Individual and group identities are tied up in ethnicity in ways they are not in class, and appeals to ethnic pride and to grievances over unequal economic opportunities, discrimination, suppression of language, history, and cultural heritage serve increasingly to mobilise peoples.

At the centre of these ethnic pride and grievances are traditional institutions and their personages. Eliminate them, and off goes ethnic irredentism and then comes the progressive construction of national identity and pride.

Keen to build a modern state uncontaminated by ethnic irredentists, Jawaharlal Nehru, India’s first Prime Minister had declared that independent India would not accept the divine right of kings. In May 1947, he declared that any princely state which refused to join the Constituent Assembly would be treated as an enemy state.

“I do not consider myself an outsider in any State. The whole of India is my home and I claim the right to go to any part. I am not sorry for what has happened. If it makes Rulers and others think hard of the new condition in India and the temper of her people, so be it,” he had pronounced.

Nehru’s opposition to the Monarchy, noted Indian Journalist Sandeep Bamzai, and as a consequence, “to the tin pot Maharajas who ruled the states by virtue of their treaties and other linkages to the British paramountcy was almost visceral”.

The central government began retiring the monarchs and ultimately abolished the 565 traditional rulers and their princely states. The princely states were under the control of their hereditary rulers under a form of indirect rule. By 1971, the 26th amendment to the Constitution of India withdrew recognition of the princes as rulers, took away their remaining privileges, and abolished the remuneration granted to them by privy purses. Their once opulent palaces are now museums and hotels.

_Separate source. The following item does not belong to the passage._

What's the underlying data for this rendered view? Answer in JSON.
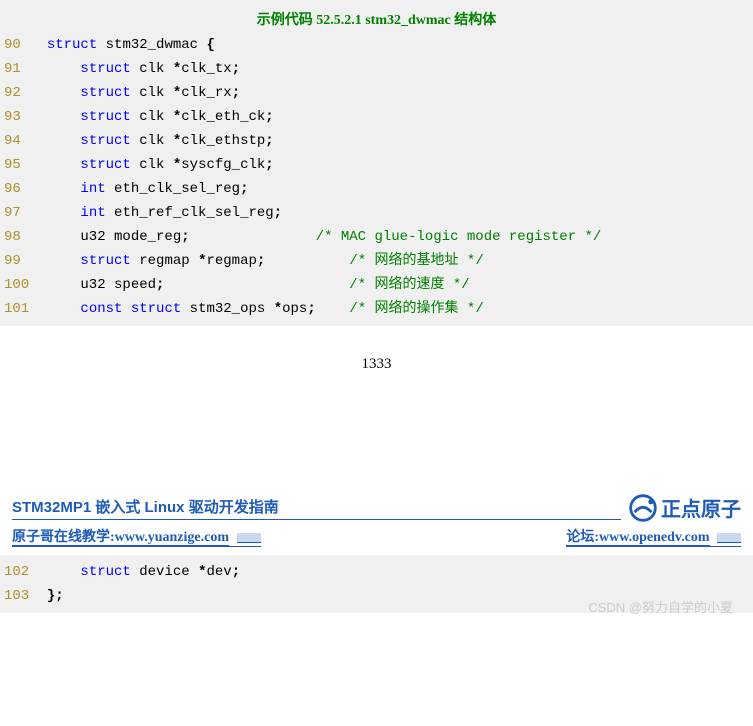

India is doing very fine today without these traditional rulers. Its people are healthily constructing and mediating their traditions and cultures without these so-called custodians of cultures. India, aloud and robust democracy, is relatively peaceful without the traditional rulers; more peaceful than Nigeria indeed!

Traditional institutions in Nigeria have never been profit centres that significantly add to the social, economic and reputational bottom line of the country. On the contrary, they are heavy cost centres chalking up about 5% of local government revenues with no discernible Level of Effort.

Apart from propitiating the gods and ancestors, there is nothing useful that can be attributed to the work of traditional institutions that cannot be done outside them. The people are capable of mobilising themselves as has been proved by political and social mobilisations across the country with no input from traditional rulers and, after all, traditions which are dynamic are owned and guarded by the people and not the rulers.

Unlike independent India’s nascent rulers, Nigeria’s post-independence political leaders never made any effort to build a Pan-Nigerian consensus and a Pan-Nigerian identity. They were too beholden to their nativist power structure, guarded and guided by the elemental influences of primeval traditional institutions and rulers.

In the background were always the traditional rulers whispering the need to protect the political leaders’ ‘heritages’. Paradoxically, the idea of a post-traditional modern state has eluded the country, and feudalism, in which the relationships of vassalage places people in positions of authority over other people, not entire territories, has incongruously fossilised and become elevated in a so-called Republic.

“Feudalism,” writes John Snape, “was about persons, rather than purposes”. In the same way, traditional institutions in Nigeria today cannot coherently justify to the people the raison d’etre for their continued existence.

A modern nation state cannot exist side by side with a multiplicity of irrelevant traditional institutions and petty monarchs who are not beholden and cannot be beholden to the idea of a modern Nigeria. That idea is a threat to their antiquitous hold on the people.